Among manumissions conditioned by further service the gender ratio dropped to thirty-two, whereas the ratios for amicable and contested purchase by a third party approached a balance. After analyzing notarial records for New Orleans from to , McGowan noted that "three times as many women as men 41 between the ages of 20 and 49 purchased their freedom. In addition, less valuable females were able to collect their purchase price in a shorter time span and masters were more willing to part with them than male slaves.

More important, female slaves outnumbered male slaves in urban areas like New Orleans where self-purchase was more common. H 52 An examination of gender ratios by category and phenotype Table shows once again that about twice as many females as males obtained free status and that these ratios varied only slightly by skin coloring.
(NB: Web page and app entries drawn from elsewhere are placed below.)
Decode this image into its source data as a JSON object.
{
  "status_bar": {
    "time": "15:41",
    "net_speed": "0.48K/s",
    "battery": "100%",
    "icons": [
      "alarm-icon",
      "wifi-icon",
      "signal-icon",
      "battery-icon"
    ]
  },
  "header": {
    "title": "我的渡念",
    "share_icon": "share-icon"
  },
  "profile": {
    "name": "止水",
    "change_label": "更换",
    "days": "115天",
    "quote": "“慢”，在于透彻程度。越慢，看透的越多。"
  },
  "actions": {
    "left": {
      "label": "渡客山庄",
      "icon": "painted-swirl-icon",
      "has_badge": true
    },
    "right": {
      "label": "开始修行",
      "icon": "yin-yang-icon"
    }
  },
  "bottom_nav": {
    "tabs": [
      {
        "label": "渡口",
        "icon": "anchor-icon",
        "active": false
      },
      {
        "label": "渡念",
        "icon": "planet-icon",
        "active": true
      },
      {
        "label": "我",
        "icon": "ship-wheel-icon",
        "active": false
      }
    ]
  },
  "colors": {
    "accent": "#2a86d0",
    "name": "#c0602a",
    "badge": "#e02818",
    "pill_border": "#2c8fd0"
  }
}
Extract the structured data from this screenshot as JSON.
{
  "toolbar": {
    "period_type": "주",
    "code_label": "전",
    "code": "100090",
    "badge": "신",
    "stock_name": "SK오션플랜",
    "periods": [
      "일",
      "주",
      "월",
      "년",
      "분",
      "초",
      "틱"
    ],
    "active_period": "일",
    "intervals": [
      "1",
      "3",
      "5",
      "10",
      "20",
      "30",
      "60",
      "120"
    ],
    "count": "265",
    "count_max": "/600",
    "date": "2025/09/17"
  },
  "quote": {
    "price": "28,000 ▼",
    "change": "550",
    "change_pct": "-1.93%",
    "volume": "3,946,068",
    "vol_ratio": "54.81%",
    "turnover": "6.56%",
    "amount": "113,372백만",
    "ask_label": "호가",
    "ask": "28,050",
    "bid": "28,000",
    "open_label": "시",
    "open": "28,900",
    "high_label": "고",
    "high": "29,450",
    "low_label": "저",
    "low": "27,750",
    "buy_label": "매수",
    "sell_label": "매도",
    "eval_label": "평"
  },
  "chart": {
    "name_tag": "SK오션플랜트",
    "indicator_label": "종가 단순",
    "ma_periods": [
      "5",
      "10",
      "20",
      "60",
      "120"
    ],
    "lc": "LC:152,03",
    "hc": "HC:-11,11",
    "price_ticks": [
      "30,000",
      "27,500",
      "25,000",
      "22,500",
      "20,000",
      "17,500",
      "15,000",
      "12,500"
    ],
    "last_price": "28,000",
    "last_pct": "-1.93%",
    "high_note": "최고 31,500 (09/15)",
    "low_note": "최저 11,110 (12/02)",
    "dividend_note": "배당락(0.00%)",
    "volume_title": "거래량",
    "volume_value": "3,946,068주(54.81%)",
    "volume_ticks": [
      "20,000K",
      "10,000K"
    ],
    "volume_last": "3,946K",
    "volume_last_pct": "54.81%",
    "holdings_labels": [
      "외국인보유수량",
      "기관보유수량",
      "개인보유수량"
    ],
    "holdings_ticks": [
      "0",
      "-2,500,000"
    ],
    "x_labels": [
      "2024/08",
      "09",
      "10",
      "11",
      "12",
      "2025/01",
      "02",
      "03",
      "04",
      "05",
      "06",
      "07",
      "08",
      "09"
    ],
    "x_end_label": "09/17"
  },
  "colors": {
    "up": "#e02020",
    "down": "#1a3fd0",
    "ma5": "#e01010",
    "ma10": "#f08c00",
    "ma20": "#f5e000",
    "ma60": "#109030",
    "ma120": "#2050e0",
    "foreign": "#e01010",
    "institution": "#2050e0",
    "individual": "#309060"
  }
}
The sex ratio was most balanced for pardos sixty-seven , followed by cuarterones fifty-eight , grifos fifty-three , and morenos forty-nine. Tables and indicate that in New Orleans masters freed morenas often along with their pardo children in greater numbers than morenos, and morena slaves purchased their freedom more freguently than did their male counterparts. These data support scholarly contentions that self -purchase favored darker-skinned morenos and grifos but contradict the notion that it worked to the advantage of males, thus ameliorating the gender imbalance among f reedpersons.